[Start of Attachment]

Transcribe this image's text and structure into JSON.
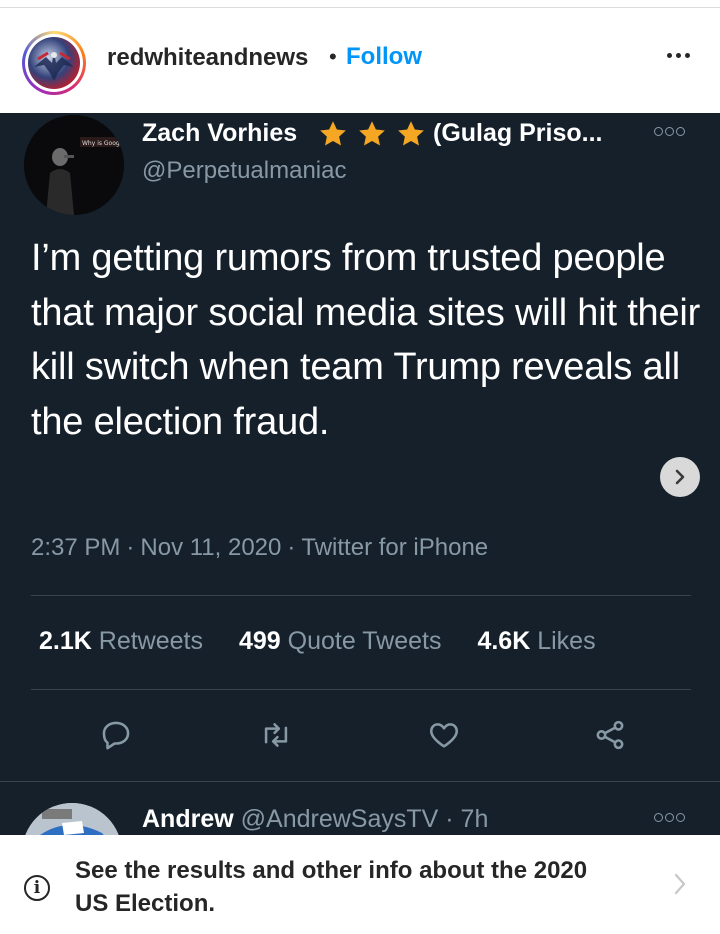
{
  "instagram": {
    "username": "redwhiteandnews",
    "separator": "•",
    "follow_label": "Follow",
    "more_icon": "more-horizontal-icon"
  },
  "tweet": {
    "author_name": "Zach Vorhies",
    "stars": 3,
    "star_color": "#f5a623",
    "author_name_suffix": "(Gulag Priso...",
    "handle": "@Perpetualmaniac",
    "text": "I’m getting rumors from trusted people that major social media sites will hit their kill switch when team Trump reveals all the election fraud.",
    "time": "2:37 PM",
    "date": "Nov 11, 2020",
    "source": "Twitter for iPhone",
    "meta_separator": "·",
    "stats": {
      "retweets_count": "2.1K",
      "retweets_label": "Retweets",
      "quote_count": "499",
      "quote_label": "Quote Tweets",
      "likes_count": "4.6K",
      "likes_label": "Likes"
    },
    "actions": [
      "reply-icon",
      "retweet-icon",
      "like-icon",
      "share-icon"
    ],
    "background": "#15202b",
    "secondary_text_color": "#8899a6"
  },
  "reply": {
    "name": "Andrew",
    "handle": "@AndrewSaysTV",
    "time": "7h",
    "separator": "·"
  },
  "info_banner": {
    "text": "See the results and other info about the 2020 US Election.",
    "icon": "info-icon"
  },
  "colors": {
    "follow": "#0095f6",
    "tweet_bg": "#15202b",
    "divider": "#38444d"
  }
}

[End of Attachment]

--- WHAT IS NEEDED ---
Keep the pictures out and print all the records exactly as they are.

--- RESPONSE ---
Transcribe this image's text and structure into JSON.
{
  "instagram": {
    "username": "redwhiteandnews",
    "separator": "•",
    "follow_label": "Follow",
    "more_icon": "more-horizontal-icon"
  },
  "tweet": {
    "author_name": "Zach Vorhies",
    "stars": 3,
    "star_color": "#f5a623",
    "author_name_suffix": "(Gulag Priso...",
    "handle": "@Perpetualmaniac",
    "text": "I’m getting rumors from trusted people that major social media sites will hit their kill switch when team Trump reveals all the election fraud.",
    "time": "2:37 PM",
    "date": "Nov 11, 2020",
    "source": "Twitter for iPhone",
    "meta_separator": "·",
    "stats": {
      "retweets_count": "2.1K",
      "retweets_label": "Retweets",
      "quote_count": "499",
      "quote_label": "Quote Tweets",
      "likes_count": "4.6K",
      "likes_label": "Likes"
    },
    "actions": [
      "reply-icon",
      "retweet-icon",
      "like-icon",
      "share-icon"
    ],
    "background": "#15202b",
    "secondary_text_color": "#8899a6"
  },
  "reply": {
    "name": "Andrew",
    "handle": "@AndrewSaysTV",
    "time": "7h",
    "separator": "·"
  },
  "info_banner": {
    "text": "See the results and other info about the 2020 US Election.",
    "icon": "info-icon"
  },
  "colors": {
    "follow": "#0095f6",
    "tweet_bg": "#15202b",
    "divider": "#38444d"
  }
}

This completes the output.